◆ **AVAILABLE DATA**

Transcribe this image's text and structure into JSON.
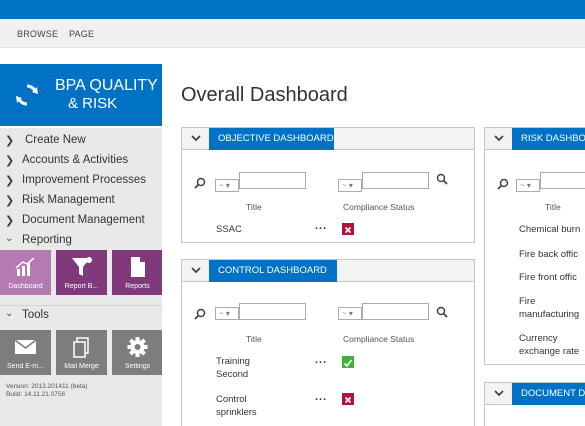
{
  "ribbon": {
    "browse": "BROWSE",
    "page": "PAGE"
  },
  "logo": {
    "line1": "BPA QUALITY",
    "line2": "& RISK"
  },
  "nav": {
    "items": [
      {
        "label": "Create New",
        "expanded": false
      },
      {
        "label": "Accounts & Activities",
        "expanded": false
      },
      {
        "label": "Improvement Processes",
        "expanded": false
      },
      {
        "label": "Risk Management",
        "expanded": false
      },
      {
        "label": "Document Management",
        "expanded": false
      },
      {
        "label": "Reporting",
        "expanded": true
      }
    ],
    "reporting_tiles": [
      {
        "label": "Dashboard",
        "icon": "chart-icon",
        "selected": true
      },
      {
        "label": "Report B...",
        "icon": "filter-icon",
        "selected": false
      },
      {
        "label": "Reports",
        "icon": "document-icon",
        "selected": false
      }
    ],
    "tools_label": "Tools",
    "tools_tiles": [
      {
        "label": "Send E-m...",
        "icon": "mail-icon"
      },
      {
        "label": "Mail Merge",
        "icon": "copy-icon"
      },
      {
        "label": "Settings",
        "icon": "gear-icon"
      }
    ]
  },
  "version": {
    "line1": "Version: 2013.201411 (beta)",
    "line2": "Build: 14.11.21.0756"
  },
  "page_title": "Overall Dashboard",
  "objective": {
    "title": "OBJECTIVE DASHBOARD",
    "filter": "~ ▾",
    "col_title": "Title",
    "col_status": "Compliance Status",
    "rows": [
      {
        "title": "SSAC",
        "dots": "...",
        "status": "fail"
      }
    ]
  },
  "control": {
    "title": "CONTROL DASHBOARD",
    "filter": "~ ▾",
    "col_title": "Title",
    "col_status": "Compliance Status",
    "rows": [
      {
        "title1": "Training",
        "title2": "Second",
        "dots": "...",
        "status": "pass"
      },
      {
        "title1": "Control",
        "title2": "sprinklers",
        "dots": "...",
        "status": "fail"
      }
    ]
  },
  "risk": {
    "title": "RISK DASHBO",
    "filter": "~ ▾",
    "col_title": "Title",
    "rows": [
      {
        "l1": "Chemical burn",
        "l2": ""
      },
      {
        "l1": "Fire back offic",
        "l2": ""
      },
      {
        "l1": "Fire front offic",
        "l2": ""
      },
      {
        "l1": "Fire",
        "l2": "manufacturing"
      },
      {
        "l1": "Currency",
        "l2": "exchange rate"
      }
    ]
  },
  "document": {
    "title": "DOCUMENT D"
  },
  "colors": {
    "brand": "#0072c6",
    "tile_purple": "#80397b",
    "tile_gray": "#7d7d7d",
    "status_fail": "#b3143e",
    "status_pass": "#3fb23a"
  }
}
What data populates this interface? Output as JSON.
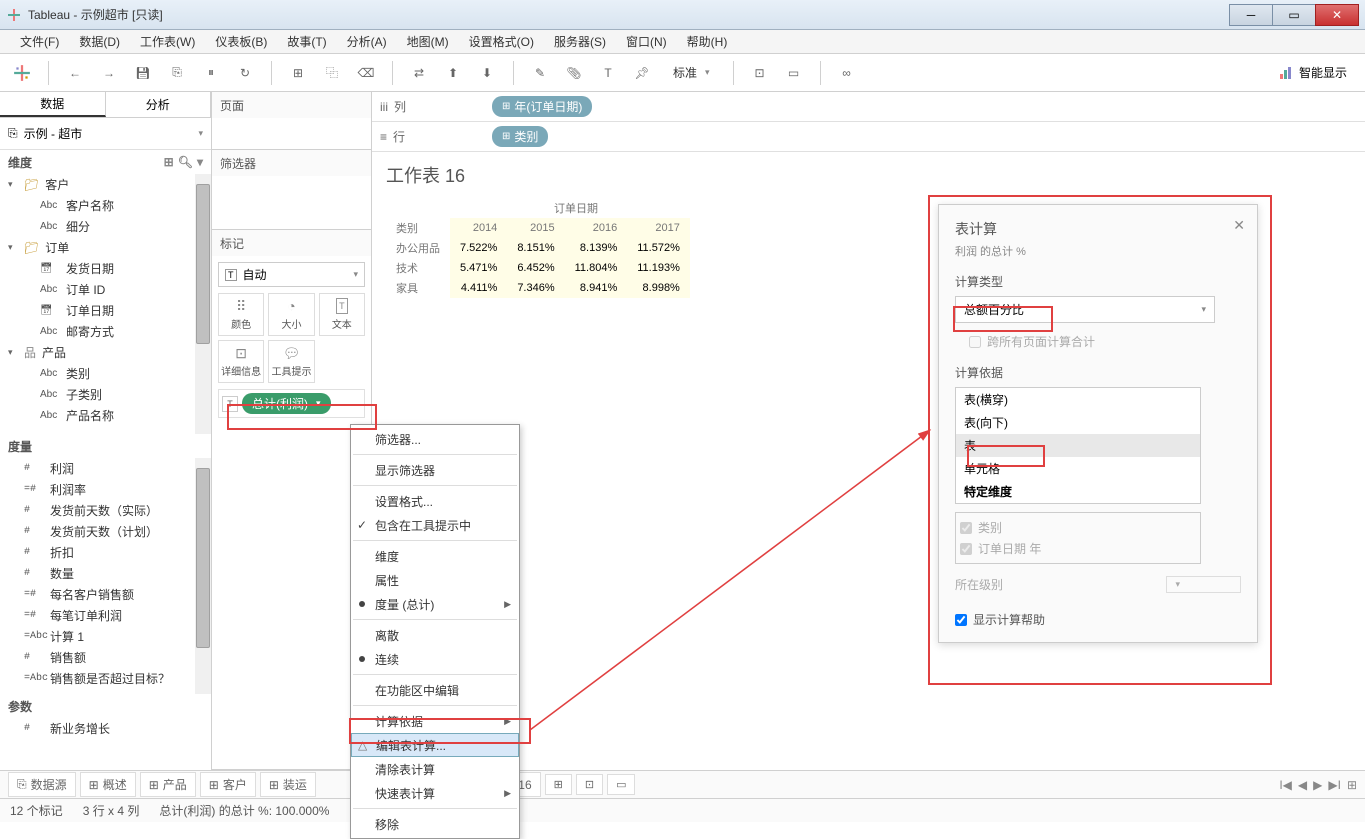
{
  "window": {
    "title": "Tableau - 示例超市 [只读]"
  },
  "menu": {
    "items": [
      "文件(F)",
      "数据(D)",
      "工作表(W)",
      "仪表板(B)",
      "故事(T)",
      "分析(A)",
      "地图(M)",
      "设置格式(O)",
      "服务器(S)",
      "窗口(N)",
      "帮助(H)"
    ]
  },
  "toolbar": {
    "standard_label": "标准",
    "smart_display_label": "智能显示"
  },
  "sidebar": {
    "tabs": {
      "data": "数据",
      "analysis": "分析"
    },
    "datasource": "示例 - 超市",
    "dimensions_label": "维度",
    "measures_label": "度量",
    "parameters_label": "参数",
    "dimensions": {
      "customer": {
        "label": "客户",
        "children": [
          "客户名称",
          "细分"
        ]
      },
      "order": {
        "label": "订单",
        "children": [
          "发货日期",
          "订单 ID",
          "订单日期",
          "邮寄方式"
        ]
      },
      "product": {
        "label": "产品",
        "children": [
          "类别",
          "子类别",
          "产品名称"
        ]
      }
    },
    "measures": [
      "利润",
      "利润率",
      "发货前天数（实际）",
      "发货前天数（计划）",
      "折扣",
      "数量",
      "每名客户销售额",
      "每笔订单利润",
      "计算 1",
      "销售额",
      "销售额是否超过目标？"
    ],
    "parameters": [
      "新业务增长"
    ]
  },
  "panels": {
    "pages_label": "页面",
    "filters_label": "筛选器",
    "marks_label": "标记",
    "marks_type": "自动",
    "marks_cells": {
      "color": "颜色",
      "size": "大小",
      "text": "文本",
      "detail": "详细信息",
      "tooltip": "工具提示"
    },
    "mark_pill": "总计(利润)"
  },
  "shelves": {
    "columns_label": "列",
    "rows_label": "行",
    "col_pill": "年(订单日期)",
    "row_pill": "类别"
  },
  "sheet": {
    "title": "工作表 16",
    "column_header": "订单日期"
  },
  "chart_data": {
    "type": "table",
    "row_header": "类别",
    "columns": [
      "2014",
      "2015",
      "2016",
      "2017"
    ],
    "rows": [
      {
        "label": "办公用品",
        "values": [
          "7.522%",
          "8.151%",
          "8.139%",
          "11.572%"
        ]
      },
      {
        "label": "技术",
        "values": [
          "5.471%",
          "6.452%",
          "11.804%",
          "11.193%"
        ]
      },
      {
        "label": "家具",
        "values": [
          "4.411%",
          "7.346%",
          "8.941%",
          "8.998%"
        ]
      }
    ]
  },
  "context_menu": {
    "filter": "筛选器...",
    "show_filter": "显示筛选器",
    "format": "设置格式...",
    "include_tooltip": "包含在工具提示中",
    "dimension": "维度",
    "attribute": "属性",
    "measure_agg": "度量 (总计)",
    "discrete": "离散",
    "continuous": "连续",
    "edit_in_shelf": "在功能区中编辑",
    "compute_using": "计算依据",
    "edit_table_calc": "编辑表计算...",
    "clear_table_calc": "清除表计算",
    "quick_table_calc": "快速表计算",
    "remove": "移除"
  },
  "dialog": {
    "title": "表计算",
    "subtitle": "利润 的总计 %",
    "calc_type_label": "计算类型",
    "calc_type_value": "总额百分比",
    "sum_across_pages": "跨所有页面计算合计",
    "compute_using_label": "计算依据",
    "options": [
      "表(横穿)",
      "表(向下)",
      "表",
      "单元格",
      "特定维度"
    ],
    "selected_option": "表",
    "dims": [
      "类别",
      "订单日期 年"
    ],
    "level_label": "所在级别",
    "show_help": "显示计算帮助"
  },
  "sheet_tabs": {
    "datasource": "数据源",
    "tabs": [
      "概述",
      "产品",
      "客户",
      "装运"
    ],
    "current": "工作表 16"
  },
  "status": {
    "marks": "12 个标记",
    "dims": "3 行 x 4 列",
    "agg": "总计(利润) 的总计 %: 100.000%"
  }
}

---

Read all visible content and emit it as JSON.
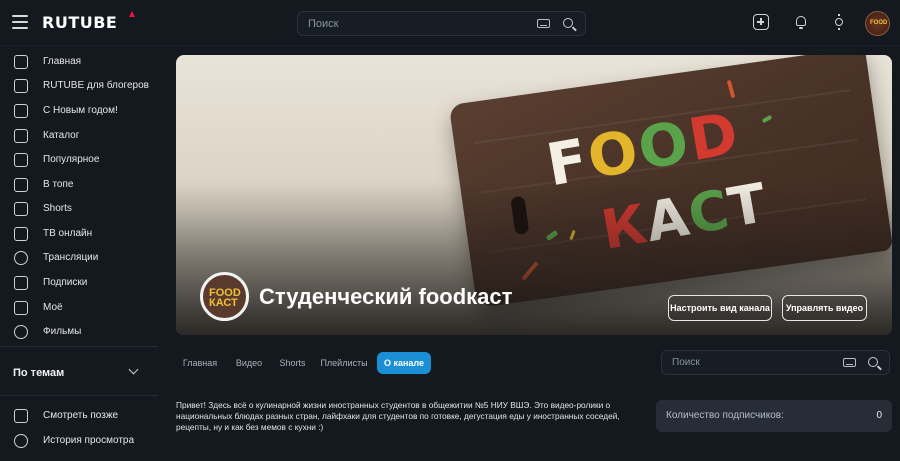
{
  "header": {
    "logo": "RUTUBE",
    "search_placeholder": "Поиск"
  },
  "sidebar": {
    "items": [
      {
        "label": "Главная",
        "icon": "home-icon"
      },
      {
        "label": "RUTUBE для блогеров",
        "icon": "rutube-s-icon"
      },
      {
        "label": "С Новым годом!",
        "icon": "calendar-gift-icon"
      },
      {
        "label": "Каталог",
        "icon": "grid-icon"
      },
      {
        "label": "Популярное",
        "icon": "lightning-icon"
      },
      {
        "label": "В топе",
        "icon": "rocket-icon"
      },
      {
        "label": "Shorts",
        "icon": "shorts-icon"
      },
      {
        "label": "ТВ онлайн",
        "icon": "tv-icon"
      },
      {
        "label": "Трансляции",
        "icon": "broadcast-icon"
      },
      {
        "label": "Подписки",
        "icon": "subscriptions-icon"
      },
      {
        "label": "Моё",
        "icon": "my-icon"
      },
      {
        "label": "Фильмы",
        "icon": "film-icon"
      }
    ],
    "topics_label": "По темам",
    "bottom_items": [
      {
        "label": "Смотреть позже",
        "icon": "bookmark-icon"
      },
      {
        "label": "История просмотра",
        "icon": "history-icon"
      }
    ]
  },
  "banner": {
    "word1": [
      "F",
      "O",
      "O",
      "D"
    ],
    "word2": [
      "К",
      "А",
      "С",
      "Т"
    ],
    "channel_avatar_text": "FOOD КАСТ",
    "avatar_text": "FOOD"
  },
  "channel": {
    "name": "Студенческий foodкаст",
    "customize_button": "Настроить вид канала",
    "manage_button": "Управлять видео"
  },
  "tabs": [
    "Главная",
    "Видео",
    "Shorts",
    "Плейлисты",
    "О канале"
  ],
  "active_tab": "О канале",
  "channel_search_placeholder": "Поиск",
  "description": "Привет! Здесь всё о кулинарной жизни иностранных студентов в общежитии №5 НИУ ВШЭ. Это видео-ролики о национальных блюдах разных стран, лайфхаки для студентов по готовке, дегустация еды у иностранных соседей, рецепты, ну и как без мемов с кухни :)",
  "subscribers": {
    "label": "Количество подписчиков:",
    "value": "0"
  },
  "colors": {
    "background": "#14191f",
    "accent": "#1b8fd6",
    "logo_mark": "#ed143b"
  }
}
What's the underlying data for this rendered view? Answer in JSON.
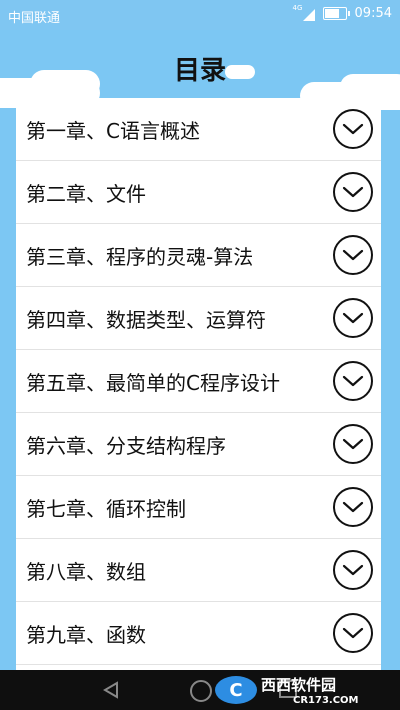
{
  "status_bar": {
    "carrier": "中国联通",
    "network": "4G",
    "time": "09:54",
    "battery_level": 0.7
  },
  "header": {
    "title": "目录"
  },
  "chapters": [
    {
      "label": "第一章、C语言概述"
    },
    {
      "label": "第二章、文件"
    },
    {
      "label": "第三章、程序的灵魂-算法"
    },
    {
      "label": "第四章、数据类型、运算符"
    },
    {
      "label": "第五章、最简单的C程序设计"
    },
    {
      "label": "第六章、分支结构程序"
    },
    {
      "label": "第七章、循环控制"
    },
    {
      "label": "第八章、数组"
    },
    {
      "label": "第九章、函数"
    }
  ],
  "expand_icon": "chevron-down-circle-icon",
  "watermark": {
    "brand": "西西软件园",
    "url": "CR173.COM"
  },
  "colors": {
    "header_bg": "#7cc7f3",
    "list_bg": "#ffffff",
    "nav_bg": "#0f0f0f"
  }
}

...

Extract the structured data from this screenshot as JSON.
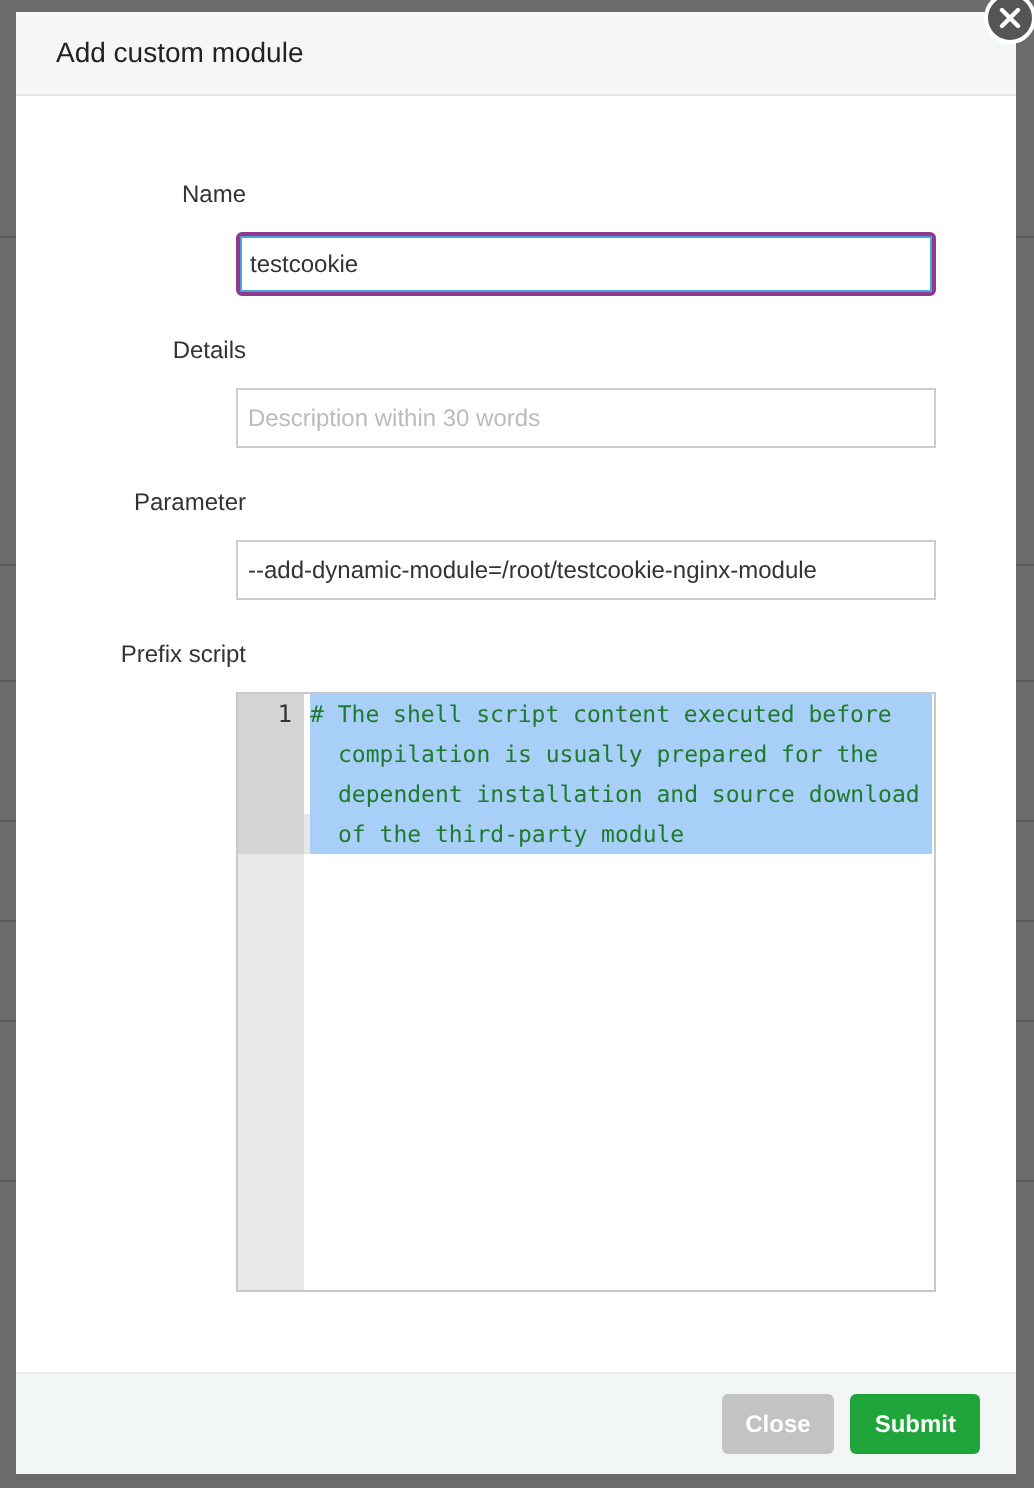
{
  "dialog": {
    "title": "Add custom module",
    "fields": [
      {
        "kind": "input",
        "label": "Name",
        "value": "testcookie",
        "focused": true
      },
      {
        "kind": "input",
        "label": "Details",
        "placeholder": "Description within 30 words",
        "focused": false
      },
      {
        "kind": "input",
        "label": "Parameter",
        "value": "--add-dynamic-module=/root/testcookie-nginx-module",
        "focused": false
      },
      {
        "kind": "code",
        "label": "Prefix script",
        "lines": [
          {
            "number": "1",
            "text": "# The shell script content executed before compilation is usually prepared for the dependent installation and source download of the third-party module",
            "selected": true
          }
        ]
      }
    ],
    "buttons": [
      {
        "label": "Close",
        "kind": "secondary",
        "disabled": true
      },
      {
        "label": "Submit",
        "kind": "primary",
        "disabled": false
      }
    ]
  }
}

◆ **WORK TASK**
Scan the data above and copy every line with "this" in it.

◆ **SOLVED EXERCISE**
Transcribe this image's text and structure into JSON.
What data populates this interface? Output as JSON.
What's the underlying data for this rendered view? Answer in JSON.
Extract the structured data from this screenshot as JSON.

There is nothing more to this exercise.